In an article I wrote earlier today, I discussed the impact of the coronavirus pandemic on weddings in the US and around the world. Now, let’s think about the other end of the spectrum: its impact on funerals.
States and cities across the country have limited the number of participants at funerals, many to ten or less. As a result, some families are turning to technology such as live-streaming or Web platforms. Others are holding private funerals with plans to hold public memorial services weeks or months in the future.
Across four decades of pastoral experience, I can tell you this: the number of people who attend a funeral service has no bearing on the eternal significance of the life being celebrated. I have officiated at very large services for people who were only tangentially committed to their faith. I have also officiated at very small services for humble servants whose days were spent loving Jesus and loving others.
Their service emulated the Suffering Servant whose love has changed our lives.
Three reasons to serve others as Jesus served us

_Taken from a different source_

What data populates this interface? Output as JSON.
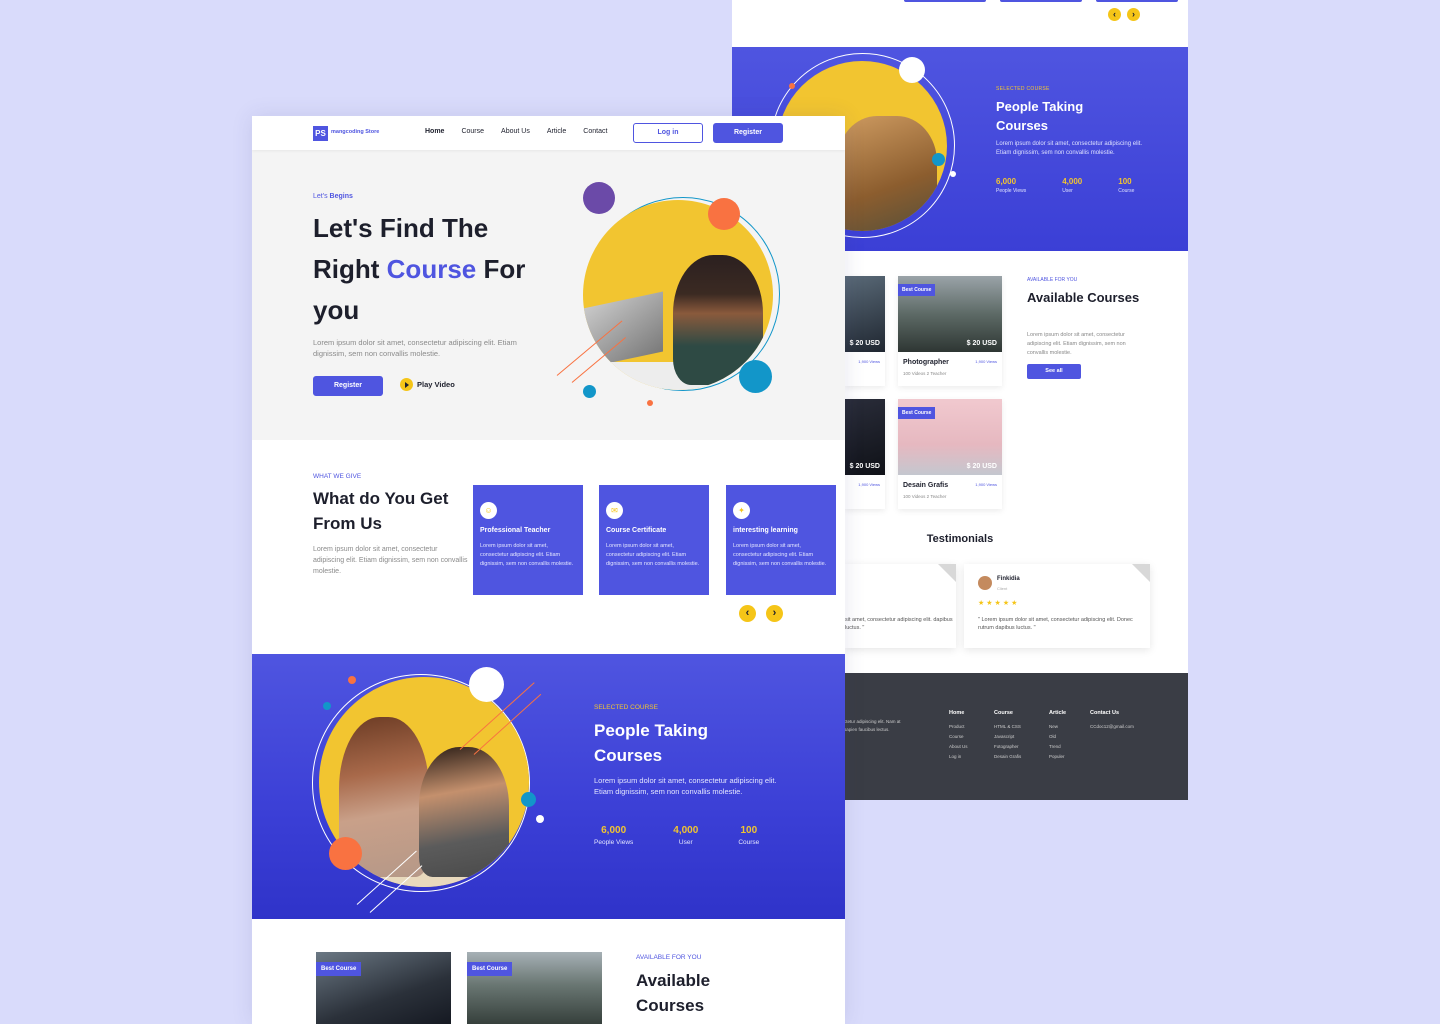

John 13 tells us that on Maundy Thursday, our Lord performed a shocking task: “He laid aside his outer garments, and taking a towel, tied it around his waist. Then he poured water into a basin and began to wash the disciples’ feet and to wipe them with the towel that was wrapped around him” (vv. 4–5).
This work was so menial that no Jew could be made to do it, not even a Jewish slave. What would prompt the King of kings to stoop to such depths?
Verse 3 explains verses 4 and 5: “Jesus, knowing that the Father had given all things into his hands, and that he had come from God and was going back to God.”
Our Lord knew three facts about himself.
First, Jesus knew his present: “the Father had given all things into his hands.”
He restated this fact after his resurrection when he said, “All authority in heaven and on earth has been given to me” (Matthew 28:18). Jesus knew that he would lose nothing about himself by serving these men in such a menial way.
In the same way, we need to be reminded that we are the children of God (1 John 3:1). This is an unchanging fact about the present, no matter how much the present changes.
Second, Jesus knew his past: “that he had come from God.”
He knew his divinity (John 1:1–2). In the same way, we can remember that we were made by the God of the universe (Genesis 1:27). He chose to make us. We are here on purpose for a purpose.
Nothing about serving others makes us less valuable in the eyes of the One who made us.
Third, Jesus knew his future: “and was going back to God.”
He knew that nothing about his present service would hinder his future with his Father. In fact, present faithfulness leads to eternal significance.
The same is true with us. No matter how the world treats us, if we are faithful to our Lord, no matter the size of our funeral on earth, our reward in heaven is great.
Whose feet will you wash today?